In August, we updated you about a lawsuit filed by the Animal Legal Defense Fund (ALDF) in which a horse called Justice was the named plaintiff. On September 17, 2019, an Oregon judge rejected the “creative” theory that an animal has legal capacity to sue its former owner and dismissed the case with prejudice, delivering another blow to various animal activist groups’ movement to open the courthouse doors to non-human animal litigants. Continue reading “Justice the Horse Will NOT Have his Day in Court”
by: Michelle C. Pardo
“Justice” (formerly named “Shadow”) is an American Quarter Horse who had been subject to neglect by his prior owner. According to a complaint recently filed in state court in Oregon, the horse was left outside, underfed, and suffered from a variety of serious medical problems, including frostbite, trauma and infection. After complaints by a neighbor, the former owner surrendered Justice to a rescue organization back in March of 2017 and thereafter pleaded guilty to criminal neglect. The owner also agreed to pay restitution to the equine rescue organization for the costs of Justice’s care incurred prior to the plea. Media reports indicate that the owner paid more than $3,700 in restitution, was sentenced to three years probation, and may not possess any pets or livestock for five years (and only after completing 96 hours of community service). Typically, as disturbing as such court cases may be, that is the end of a legal proceeding involving animal abuse or neglect.

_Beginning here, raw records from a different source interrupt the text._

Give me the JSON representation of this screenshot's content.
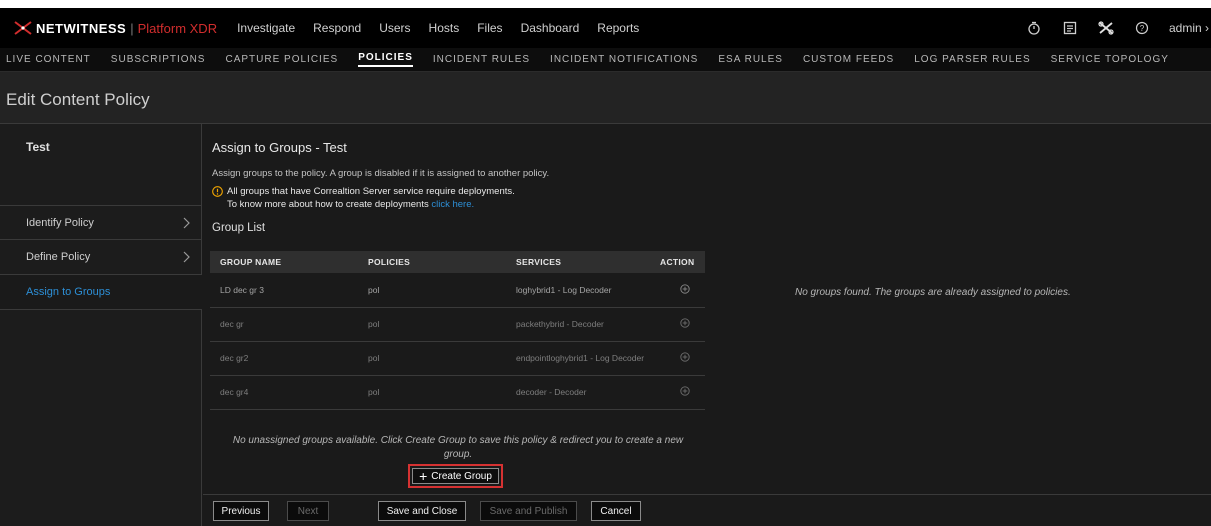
{
  "brand": {
    "name": "NETWITNESS",
    "product": "Platform XDR",
    "accent": "#d12d2d"
  },
  "main_nav": [
    "Investigate",
    "Respond",
    "Users",
    "Hosts",
    "Files",
    "Dashboard",
    "Reports"
  ],
  "user": {
    "name": "admin",
    "chevron": "›"
  },
  "top_icons": [
    "timer-icon",
    "checklist-icon",
    "tools-icon",
    "help-icon"
  ],
  "sub_nav": {
    "items": [
      "LIVE CONTENT",
      "SUBSCRIPTIONS",
      "CAPTURE POLICIES",
      "POLICIES",
      "INCIDENT RULES",
      "INCIDENT NOTIFICATIONS",
      "ESA RULES",
      "CUSTOM FEEDS",
      "LOG PARSER RULES",
      "SERVICE TOPOLOGY"
    ],
    "active": "POLICIES"
  },
  "page_title": "Edit Content Policy",
  "left_panel": {
    "policy_name": "Test",
    "steps": [
      "Identify Policy",
      "Define Policy",
      "Assign to Groups"
    ],
    "active_step": "Assign to Groups",
    "active_color": "#2d8fd6"
  },
  "content": {
    "title": "Assign to Groups - Test",
    "description": "Assign groups to the policy. A group is disabled if it is assigned to another policy.",
    "warning": "All groups that have Correaltion Server service require deployments.",
    "link_prefix": "To know more about how to create deployments",
    "link_text": "click here.",
    "group_list_title": "Group List",
    "table": {
      "headers": [
        "GROUP NAME",
        "POLICIES",
        "SERVICES",
        "ACTION"
      ],
      "rows": [
        [
          "LD dec gr 3",
          "pol",
          "loghybrid1 - Log Decoder"
        ],
        [
          "dec gr",
          "pol",
          "packethybrid - Decoder"
        ],
        [
          "dec gr2",
          "pol",
          "endpointloghybrid1 - Log Decoder"
        ],
        [
          "dec gr4",
          "pol",
          "decoder - Decoder"
        ]
      ]
    },
    "no_unassigned_line1": "No unassigned groups available. Click Create Group to save this policy & redirect you to create a new",
    "no_unassigned_line2": "group.",
    "create_group_label": "Create Group",
    "right_message": "No groups found. The groups are already assigned to policies."
  },
  "footer": {
    "previous": "Previous",
    "next": "Next",
    "save_close": "Save and Close",
    "save_publish": "Save and Publish",
    "cancel": "Cancel"
  }
}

Justice’s story, however, has a “Part Two”. Justice is suing his former owner for negligence and has filed a lawsuit in his new name in a county court in Oregon. Continue reading “A Horse is a Horse (Of Course) . . .But a Plaintiff?”